Satie had a way of doing just that, of helping 20th-century music open its doors and discover boulevards to stroll beyond the well-trodden avenues of Stravinskian neo-classicism or Schoenbergian revolution. He made a potent case for the grandly small instead of the grandly grand. He did so through his music, but also through the dizzying artistic world in which he moved. Potter tells us Satie lunched with Debussy every week for almost 30 years (mutton cutlets, washed down with a white Bordeau, bien sûr!)
The way forward for French music, Satie insisted, was not through the bloated mythologies of Wagner. Debussy concurred, considered, and wrote “Pelléas et Mélisande.”
Satie also advised the young Ravel, he collaborated with Picasso and Cocteau, and after Debussy’s death, he was there to encourage the next rising generation. The brash young pianist George Antheil recalled the bearded Satie in 1923, looking like a “beneficent elderly goat,” cheering on Antheil’s own pugnacious futurism from a center box at the Champs-Élysées Theatre as riots brewed below.
Satie lived just two years after that, and died in a state of near poverty. If his vision outpaced his own time, the insouciant charm of his music requires no special pleading today — and not just because something about its solitude and intimacy makes it prepackaged for the age of the earbud, or because his notion of passive listening to music as “furniture” (“musique d’ameublement”) anticipated the ubiquity of sound streaming down from the cloud throughout our days.
Satie may have championed brevity and concision, but he lived into an era that was not ready to part with its fantasies of grandeur, or its performances of political power intended to enchant the masses.

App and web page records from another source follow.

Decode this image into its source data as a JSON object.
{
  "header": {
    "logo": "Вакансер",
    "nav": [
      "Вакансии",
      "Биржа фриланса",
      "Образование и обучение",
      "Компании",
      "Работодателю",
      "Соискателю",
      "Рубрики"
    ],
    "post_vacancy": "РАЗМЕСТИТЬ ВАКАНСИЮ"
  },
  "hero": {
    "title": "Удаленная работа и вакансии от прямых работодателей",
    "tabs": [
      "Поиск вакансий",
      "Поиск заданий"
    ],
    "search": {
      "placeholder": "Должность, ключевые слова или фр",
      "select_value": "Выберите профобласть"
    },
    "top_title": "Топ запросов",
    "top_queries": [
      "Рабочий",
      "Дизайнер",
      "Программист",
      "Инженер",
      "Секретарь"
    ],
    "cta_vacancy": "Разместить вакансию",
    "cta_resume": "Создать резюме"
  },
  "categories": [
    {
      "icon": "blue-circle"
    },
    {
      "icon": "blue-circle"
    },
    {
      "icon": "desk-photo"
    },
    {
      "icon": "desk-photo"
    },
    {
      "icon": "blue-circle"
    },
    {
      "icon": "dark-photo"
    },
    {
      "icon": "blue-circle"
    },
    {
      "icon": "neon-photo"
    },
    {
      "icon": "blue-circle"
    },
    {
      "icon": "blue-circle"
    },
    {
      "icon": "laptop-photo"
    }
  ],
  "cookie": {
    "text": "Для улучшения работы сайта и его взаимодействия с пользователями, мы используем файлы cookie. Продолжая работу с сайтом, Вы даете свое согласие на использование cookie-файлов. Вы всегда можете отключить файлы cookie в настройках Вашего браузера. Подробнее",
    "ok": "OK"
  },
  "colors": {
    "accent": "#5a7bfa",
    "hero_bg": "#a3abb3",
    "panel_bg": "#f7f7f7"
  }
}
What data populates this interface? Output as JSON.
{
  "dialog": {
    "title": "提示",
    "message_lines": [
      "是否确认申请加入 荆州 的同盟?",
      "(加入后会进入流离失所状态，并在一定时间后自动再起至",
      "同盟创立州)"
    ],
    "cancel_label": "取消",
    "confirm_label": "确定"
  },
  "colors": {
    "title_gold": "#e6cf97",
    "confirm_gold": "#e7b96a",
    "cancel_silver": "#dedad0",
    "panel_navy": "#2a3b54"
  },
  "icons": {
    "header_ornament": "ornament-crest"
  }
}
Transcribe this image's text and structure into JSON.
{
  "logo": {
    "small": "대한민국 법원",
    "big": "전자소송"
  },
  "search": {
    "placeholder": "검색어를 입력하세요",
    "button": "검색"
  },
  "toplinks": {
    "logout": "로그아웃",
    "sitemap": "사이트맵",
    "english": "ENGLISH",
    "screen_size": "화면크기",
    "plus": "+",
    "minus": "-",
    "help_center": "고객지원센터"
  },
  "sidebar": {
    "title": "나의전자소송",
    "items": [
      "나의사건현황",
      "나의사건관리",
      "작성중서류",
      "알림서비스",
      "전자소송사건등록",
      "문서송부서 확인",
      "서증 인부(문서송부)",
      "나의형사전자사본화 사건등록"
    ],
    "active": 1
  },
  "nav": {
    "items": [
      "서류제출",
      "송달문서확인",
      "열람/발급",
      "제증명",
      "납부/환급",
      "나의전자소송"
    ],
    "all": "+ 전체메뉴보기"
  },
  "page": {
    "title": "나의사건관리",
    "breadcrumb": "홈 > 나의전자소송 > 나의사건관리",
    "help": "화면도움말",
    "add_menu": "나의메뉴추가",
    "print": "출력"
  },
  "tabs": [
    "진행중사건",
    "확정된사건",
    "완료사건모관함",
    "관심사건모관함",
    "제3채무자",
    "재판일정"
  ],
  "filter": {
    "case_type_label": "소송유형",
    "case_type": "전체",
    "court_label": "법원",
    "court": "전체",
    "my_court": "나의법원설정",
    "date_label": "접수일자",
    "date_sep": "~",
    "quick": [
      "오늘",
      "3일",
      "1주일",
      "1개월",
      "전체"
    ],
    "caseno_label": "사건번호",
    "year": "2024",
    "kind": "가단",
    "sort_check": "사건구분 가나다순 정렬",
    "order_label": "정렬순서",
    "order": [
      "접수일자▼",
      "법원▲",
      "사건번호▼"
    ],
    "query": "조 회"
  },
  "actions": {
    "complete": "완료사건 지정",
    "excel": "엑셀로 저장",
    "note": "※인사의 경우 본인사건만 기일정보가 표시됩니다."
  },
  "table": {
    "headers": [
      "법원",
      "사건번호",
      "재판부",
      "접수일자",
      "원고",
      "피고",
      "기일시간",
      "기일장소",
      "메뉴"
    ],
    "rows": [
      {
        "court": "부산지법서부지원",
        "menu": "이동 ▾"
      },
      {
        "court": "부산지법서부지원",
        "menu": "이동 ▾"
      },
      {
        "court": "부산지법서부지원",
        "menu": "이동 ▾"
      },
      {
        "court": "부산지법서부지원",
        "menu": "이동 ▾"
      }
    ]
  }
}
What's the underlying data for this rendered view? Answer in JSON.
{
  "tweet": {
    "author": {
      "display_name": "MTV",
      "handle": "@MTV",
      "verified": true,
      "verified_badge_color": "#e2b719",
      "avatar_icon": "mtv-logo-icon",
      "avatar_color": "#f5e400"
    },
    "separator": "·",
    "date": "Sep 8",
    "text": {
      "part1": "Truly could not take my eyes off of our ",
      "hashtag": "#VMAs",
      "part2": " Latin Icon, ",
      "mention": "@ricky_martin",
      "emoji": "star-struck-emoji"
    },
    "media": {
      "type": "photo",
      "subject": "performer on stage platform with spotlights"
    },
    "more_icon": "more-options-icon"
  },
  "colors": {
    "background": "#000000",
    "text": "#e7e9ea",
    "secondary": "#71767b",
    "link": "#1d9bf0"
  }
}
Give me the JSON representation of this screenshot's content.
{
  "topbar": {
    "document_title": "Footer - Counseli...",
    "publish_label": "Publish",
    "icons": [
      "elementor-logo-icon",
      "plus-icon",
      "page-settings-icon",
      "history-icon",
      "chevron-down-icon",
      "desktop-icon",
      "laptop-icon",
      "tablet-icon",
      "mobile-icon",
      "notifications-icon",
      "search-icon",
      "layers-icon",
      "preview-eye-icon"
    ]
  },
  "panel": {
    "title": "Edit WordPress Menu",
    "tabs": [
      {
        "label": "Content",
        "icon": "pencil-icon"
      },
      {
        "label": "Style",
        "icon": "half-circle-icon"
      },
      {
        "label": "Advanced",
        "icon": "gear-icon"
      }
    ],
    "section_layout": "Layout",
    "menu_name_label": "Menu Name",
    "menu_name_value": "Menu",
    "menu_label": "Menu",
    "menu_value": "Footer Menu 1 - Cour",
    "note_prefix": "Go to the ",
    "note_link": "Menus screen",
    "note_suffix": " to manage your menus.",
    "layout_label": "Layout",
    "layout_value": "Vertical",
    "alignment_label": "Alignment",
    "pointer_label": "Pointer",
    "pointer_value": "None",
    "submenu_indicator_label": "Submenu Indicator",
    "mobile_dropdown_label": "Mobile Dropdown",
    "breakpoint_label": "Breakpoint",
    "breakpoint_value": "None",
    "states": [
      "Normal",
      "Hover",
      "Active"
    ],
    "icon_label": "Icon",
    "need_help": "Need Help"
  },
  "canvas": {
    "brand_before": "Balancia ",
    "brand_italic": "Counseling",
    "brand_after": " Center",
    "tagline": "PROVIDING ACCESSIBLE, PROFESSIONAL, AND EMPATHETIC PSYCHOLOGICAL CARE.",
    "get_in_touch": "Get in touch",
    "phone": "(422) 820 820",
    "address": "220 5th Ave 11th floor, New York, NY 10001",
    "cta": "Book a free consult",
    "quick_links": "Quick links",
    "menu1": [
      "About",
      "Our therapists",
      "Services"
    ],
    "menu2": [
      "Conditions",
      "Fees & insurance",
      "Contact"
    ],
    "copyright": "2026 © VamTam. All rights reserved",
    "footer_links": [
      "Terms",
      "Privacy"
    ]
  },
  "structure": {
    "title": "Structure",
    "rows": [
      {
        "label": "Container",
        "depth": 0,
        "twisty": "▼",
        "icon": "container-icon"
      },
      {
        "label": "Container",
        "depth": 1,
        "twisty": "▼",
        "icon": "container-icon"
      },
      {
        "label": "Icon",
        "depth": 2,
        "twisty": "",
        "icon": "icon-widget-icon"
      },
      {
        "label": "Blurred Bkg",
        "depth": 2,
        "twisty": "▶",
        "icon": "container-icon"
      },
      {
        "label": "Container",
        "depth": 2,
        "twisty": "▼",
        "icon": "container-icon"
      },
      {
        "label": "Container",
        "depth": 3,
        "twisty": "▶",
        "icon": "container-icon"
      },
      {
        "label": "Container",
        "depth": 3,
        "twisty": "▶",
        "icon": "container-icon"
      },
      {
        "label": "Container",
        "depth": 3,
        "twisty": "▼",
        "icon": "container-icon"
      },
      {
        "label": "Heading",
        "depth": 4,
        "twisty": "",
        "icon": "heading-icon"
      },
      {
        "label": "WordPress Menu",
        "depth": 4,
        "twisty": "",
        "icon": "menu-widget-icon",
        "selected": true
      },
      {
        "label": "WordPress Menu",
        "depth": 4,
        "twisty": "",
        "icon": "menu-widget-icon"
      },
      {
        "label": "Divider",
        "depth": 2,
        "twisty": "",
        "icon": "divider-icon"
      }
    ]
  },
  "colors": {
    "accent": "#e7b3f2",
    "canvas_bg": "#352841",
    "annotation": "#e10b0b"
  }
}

One might imagine an enormous, pounding work like Orff’s “Carmina Burana,” and how gleefully its balloon could be pricked by just one of Satie’s delectably wry miniatures from “Sports et divertissements.” The best of Satie is a kind of tonic for all varieties of bombast, a kind of modernism at the speed of life.
“I breathe carefully,” the composer once wrote, “a little at a time.”